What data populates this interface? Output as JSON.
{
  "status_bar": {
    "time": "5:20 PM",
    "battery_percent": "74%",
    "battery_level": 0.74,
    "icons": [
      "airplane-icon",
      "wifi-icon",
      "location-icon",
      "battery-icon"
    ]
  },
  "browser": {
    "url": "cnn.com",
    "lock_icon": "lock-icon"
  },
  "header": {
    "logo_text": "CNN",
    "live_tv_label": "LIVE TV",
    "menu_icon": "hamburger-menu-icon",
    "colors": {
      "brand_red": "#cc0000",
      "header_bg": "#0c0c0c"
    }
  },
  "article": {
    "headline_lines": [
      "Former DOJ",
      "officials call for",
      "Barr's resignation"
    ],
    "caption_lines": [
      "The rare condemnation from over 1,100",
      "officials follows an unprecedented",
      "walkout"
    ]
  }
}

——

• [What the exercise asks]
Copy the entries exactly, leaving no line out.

• [Task response]
What data populates this interface? Output as JSON.
{
  "status_bar": {
    "time": "5:20 PM",
    "battery_percent": "74%",
    "battery_level": 0.74,
    "icons": [
      "airplane-icon",
      "wifi-icon",
      "location-icon",
      "battery-icon"
    ]
  },
  "browser": {
    "url": "cnn.com",
    "lock_icon": "lock-icon"
  },
  "header": {
    "logo_text": "CNN",
    "live_tv_label": "LIVE TV",
    "menu_icon": "hamburger-menu-icon",
    "colors": {
      "brand_red": "#cc0000",
      "header_bg": "#0c0c0c"
    }
  },
  "article": {
    "headline_lines": [
      "Former DOJ",
      "officials call for",
      "Barr's resignation"
    ],
    "caption_lines": [
      "The rare condemnation from over 1,100",
      "officials follows an unprecedented",
      "walkout"
    ]
  }
}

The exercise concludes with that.